> Data shown
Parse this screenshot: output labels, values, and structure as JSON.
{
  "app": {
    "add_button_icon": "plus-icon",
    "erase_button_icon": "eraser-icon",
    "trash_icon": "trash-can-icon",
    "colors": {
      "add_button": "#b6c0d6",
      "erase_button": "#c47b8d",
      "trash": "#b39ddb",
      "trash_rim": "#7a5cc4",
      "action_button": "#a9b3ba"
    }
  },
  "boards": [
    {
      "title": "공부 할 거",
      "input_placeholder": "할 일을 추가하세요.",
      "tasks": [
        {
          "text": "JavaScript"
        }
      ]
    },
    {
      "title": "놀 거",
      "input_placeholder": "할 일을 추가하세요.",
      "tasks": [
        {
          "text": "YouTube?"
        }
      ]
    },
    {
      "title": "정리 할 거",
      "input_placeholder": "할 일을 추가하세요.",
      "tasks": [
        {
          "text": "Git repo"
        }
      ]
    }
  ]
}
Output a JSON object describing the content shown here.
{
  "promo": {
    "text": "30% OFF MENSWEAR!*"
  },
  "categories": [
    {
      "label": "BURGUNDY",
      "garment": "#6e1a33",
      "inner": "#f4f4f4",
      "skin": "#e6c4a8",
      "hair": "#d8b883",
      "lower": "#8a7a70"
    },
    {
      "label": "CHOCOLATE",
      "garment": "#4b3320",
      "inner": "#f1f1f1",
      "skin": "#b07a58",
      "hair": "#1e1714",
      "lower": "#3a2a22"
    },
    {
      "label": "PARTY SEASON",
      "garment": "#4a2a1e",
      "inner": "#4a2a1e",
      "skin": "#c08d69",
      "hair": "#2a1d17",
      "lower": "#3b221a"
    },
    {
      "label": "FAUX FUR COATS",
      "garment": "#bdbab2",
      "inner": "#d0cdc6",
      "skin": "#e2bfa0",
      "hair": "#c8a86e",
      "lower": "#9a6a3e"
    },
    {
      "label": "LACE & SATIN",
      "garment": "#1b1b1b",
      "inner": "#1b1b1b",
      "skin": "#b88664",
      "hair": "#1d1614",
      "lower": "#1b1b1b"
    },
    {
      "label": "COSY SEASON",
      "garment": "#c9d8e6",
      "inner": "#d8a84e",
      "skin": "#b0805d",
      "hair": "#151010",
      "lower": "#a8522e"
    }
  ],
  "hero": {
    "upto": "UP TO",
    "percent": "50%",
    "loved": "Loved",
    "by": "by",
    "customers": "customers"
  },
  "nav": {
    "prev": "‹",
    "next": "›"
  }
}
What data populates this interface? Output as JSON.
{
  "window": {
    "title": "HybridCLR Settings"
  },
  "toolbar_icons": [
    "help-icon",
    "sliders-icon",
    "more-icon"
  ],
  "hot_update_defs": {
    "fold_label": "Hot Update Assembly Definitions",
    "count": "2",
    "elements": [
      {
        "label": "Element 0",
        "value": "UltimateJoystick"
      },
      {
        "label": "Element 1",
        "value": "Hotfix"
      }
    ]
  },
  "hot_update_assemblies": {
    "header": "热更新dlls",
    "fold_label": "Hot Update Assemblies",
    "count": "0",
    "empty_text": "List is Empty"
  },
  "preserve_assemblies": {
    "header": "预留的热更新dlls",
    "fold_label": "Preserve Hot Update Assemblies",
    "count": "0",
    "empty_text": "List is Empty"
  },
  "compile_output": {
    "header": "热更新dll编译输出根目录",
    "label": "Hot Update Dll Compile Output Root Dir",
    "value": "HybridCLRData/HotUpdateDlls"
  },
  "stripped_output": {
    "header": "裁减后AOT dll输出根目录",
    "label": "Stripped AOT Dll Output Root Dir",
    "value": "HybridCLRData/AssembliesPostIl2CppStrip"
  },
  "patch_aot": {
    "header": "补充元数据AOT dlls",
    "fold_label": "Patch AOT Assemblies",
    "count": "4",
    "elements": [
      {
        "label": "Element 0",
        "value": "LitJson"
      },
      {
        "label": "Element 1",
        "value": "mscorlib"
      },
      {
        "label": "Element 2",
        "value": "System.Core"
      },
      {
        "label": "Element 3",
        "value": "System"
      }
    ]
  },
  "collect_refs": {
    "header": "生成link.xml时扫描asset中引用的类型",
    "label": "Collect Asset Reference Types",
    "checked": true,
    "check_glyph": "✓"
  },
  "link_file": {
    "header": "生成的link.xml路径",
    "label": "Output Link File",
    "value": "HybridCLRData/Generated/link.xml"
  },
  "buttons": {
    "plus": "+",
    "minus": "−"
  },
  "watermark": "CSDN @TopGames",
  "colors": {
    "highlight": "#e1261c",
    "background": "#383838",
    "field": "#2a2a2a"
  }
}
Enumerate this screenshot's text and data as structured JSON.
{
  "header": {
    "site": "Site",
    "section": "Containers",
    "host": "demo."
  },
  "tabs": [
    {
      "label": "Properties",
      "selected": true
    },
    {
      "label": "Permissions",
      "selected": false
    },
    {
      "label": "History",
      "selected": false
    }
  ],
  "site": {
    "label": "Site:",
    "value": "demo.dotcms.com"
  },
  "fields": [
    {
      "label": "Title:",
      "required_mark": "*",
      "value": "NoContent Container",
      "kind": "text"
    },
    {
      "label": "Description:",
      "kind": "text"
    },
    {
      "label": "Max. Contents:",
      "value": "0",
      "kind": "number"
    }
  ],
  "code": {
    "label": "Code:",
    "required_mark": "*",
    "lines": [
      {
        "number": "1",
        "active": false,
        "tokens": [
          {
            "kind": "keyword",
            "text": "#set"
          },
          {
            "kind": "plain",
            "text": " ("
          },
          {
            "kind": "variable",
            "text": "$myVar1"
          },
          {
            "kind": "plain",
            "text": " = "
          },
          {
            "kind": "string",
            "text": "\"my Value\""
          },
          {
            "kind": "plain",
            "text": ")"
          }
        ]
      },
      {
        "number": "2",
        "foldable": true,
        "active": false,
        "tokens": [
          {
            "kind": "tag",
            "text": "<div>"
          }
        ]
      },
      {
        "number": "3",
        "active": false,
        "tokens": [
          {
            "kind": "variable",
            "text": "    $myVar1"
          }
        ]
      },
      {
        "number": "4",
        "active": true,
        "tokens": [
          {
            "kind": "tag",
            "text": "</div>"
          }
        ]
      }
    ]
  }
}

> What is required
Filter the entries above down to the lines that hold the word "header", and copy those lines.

> Response for this exercise
    "header": "热更新dlls",
    "header": "预留的热更新dlls",
    "header": "热更新dll编译输出根目录",
    "header": "裁减后AOT dll输出根目录",
    "header": "补充元数据AOT dlls",
    "header": "生成link.xml时扫描asset中引用的类型",
    "header": "生成的link.xml路径",
  "header": {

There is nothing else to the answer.